It should be admitted that Kiev’s tactics are quite effective. Shellings cause tangible losses while also exerting psychological pressure on the republics. The purpose of such frequent attacks is provoking return fire by the DPR and LPR’s armies. Then Kiev would accuse the Donbass republics (and of course Russia) of tearing up the Minsk Agreements, and call upon the international community to intervene in the conflict. By “international community,” of course, is meant NATO. At the NATO summit in Warsaw, words of support for Kiev against “Russian aggression” were heard along with promises to provide military and technological assistance. It is possible that these and other measures of support are being prepared. Most likely, this is not Ukraine’s accession to NATO, but NATO’s accession to Ukraine, i.e., an actual occupation of Ukrainian territory by the alliance. This could come about in the form of establishing permanent military bases and upgrading equipment and manpower.
My friends from the military and political circles of the DPR report that the sheer force of UAF attacks is reminiscent of the most difficult days of summer, 2014. But the republics are not afraid of fire. On the contrary, they are waiting for when Ukraine will go on a new offensive in order to then bury the Ukrainian army on Donbass land. Ukraine has already been given two chances to stop (and survive), but has not taken any of these. Churkin’s letter is perhaps one of the last warnings for Ukraine. 

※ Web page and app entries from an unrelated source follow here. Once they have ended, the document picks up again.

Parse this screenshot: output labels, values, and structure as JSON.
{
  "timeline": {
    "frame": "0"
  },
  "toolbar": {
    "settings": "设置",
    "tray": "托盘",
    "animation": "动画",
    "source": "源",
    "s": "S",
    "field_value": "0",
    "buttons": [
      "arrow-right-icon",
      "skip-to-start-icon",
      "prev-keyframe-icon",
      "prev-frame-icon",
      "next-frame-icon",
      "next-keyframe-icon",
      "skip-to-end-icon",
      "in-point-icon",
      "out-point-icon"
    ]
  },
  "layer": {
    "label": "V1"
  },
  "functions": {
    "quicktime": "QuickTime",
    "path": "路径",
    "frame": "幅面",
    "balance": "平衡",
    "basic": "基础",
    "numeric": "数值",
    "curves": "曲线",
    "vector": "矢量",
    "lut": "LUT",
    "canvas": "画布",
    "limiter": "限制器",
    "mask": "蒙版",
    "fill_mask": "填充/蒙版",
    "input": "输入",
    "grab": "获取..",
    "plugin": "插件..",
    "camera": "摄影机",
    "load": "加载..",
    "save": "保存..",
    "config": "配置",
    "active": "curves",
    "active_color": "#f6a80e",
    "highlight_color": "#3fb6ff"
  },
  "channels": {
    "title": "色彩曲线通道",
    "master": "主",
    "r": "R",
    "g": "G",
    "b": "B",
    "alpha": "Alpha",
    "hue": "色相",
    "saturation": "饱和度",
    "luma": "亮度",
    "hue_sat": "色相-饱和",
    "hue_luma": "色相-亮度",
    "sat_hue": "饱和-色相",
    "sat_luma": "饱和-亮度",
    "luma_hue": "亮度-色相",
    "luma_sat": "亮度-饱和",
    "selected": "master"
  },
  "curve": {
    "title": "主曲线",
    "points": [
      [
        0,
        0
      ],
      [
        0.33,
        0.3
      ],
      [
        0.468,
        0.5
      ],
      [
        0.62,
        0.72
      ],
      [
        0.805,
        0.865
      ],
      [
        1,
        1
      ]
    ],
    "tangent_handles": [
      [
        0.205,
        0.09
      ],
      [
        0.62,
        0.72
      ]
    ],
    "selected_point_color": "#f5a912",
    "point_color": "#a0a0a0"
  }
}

Churkin: International community should pressure those who support terrorism in Syria

From Syrian Arab News Agency

New York, SANA-Russia’s permanent envoy to the UN Vitaly Churkin called on the international community to press the sides which support terrorist organizations in Syria, among them Jabhat al-Nusra, instead of pressing the Syrian government, demanding the EU to keep channels of communications open with Syria.

“It is necessary to understand that pressures on Damascus will not lead to achieving the aspired-for result, but those who support terrorists should be pressed, including al-Qaeda-linked Jabhat al-Nusra,” Russia Today quoted Churkin as saying at a special meeting between the UN and the European Union on Monday.

He added that some members at “al-Riyadh opposition delegation” form a basic obstacle in front of realizing a political solution for the crisis in Syria.

Churkin called on the EU to keep channels of dialogue with the Syrian authorities open, adding that Moscow welcomes the meeting which was held between Head of the Syrian Arab Republic’s delegation Bashar al-Jaafari and the High Representative of the European Union for Foreign Affairs and Security Policy Federica Mogherini last March in Geneva.

Mazen

Churkin: International community should press supporters of terrorism in Syria